Start of Material supplied

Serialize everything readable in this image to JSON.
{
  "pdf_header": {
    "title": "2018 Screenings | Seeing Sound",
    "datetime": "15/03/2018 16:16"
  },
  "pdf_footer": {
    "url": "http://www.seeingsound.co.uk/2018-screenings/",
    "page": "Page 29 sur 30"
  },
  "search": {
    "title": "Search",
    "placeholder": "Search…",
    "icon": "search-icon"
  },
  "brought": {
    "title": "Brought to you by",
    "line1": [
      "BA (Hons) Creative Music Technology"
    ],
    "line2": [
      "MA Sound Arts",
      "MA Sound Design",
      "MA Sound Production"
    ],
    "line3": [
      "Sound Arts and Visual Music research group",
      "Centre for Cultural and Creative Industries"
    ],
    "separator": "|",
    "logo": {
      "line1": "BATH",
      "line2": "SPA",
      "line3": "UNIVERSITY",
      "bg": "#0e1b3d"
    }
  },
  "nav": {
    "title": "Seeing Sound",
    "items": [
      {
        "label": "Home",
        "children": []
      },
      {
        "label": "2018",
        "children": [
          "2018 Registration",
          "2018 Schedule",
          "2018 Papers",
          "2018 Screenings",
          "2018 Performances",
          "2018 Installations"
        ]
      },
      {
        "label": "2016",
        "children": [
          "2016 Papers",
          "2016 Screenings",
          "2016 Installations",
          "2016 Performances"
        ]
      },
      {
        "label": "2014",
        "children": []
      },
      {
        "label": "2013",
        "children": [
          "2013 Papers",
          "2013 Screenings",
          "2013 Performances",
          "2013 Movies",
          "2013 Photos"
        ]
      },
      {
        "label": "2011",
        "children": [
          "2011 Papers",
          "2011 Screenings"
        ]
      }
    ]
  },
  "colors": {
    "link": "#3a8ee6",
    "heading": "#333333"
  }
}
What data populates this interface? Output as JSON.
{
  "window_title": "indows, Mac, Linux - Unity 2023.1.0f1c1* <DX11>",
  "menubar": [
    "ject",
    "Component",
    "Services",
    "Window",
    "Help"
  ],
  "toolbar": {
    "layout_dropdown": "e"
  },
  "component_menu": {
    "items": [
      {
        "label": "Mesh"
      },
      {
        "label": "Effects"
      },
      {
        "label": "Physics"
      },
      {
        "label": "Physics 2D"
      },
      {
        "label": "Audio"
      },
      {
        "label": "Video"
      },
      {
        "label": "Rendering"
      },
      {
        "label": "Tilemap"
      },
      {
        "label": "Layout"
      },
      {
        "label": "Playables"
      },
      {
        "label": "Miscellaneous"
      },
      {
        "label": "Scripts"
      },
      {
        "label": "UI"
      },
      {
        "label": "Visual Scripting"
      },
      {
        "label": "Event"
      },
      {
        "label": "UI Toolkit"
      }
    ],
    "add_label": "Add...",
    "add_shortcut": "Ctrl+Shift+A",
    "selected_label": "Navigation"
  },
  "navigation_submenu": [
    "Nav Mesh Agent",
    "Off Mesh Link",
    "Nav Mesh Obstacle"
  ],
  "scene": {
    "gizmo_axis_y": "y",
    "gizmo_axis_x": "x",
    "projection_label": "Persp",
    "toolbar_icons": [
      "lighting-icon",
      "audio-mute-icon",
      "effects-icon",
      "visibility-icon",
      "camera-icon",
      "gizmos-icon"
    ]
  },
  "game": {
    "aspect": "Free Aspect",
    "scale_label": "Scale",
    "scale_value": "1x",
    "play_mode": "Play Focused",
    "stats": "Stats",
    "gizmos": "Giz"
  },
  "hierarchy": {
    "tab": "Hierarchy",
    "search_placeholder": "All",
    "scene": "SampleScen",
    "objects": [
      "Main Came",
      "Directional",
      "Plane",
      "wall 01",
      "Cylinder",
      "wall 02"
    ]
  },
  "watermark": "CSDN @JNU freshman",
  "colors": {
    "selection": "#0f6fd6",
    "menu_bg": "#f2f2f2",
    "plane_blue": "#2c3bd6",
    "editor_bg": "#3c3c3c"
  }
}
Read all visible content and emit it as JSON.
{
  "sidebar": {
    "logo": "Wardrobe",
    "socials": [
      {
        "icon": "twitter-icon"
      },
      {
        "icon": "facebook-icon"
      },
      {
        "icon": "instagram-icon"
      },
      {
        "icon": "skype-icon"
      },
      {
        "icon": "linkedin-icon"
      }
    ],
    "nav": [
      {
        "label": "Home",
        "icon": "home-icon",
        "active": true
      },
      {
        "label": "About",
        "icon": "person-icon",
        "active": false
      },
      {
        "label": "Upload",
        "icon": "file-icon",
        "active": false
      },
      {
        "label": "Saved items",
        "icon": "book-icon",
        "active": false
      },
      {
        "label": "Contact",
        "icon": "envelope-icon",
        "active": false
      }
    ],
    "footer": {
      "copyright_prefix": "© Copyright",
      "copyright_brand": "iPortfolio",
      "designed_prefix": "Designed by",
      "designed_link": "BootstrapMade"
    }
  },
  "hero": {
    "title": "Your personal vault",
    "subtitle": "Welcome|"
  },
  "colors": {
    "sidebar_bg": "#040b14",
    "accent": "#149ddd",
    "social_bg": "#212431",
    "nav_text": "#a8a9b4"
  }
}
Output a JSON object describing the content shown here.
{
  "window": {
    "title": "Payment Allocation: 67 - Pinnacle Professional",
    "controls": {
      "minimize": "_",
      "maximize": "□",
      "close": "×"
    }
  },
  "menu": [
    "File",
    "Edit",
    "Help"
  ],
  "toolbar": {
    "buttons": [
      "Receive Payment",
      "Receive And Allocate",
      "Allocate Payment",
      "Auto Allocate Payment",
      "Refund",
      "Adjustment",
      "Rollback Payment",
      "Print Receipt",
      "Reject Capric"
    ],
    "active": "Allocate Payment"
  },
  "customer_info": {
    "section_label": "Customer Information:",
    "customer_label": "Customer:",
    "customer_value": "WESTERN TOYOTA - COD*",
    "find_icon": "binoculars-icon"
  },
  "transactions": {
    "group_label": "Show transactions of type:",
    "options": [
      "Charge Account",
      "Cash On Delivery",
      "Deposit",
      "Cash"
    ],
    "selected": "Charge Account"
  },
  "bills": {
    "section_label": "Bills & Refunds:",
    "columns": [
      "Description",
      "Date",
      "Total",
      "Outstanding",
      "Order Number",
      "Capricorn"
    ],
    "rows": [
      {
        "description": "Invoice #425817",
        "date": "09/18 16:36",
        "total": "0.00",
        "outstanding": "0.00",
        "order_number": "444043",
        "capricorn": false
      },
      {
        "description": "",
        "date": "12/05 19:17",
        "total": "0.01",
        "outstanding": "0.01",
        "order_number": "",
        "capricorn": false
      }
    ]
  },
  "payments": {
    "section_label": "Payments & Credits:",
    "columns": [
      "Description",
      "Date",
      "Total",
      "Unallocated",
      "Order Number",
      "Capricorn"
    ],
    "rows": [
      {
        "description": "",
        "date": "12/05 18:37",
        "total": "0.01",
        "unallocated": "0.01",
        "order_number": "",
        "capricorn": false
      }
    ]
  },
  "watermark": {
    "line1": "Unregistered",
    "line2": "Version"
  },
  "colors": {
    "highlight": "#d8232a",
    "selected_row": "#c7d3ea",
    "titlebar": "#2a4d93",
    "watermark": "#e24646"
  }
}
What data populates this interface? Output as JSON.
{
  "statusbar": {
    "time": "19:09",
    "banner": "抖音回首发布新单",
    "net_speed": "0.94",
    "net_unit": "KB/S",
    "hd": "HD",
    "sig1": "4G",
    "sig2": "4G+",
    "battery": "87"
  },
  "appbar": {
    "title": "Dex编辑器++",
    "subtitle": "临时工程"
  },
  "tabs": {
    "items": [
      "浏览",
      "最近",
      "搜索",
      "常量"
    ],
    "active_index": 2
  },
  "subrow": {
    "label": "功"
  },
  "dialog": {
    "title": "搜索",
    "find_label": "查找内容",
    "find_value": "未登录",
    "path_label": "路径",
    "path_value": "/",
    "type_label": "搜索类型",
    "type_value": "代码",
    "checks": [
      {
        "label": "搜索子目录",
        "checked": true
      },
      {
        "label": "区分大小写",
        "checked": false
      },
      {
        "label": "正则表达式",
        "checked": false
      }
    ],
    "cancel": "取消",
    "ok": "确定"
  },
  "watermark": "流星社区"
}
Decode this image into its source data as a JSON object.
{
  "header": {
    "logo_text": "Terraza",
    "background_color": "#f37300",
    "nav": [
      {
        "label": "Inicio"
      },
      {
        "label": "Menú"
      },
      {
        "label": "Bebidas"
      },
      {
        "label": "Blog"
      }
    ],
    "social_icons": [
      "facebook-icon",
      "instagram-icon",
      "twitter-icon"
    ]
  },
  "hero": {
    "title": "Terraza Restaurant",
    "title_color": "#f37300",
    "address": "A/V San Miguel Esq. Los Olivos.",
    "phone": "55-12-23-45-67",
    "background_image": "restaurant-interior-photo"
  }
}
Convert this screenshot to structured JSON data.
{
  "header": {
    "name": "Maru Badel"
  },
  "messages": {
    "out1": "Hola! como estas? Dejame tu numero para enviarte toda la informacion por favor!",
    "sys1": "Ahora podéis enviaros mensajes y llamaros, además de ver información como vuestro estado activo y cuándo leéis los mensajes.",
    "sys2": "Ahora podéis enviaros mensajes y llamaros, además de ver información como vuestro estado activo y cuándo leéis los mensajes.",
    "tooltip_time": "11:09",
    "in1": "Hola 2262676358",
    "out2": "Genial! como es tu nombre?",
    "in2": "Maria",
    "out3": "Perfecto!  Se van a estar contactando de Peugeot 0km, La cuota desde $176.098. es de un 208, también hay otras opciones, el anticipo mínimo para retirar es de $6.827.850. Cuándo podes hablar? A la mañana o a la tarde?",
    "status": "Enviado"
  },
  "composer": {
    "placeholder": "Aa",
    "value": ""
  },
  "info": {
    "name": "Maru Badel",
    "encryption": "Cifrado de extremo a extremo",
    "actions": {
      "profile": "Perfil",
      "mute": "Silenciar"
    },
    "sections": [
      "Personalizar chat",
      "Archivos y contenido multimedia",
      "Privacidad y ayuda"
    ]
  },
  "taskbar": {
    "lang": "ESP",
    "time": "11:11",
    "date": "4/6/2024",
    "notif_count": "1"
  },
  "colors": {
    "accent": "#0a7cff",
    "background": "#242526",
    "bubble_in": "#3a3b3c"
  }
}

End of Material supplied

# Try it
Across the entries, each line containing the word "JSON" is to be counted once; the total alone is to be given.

# Result
7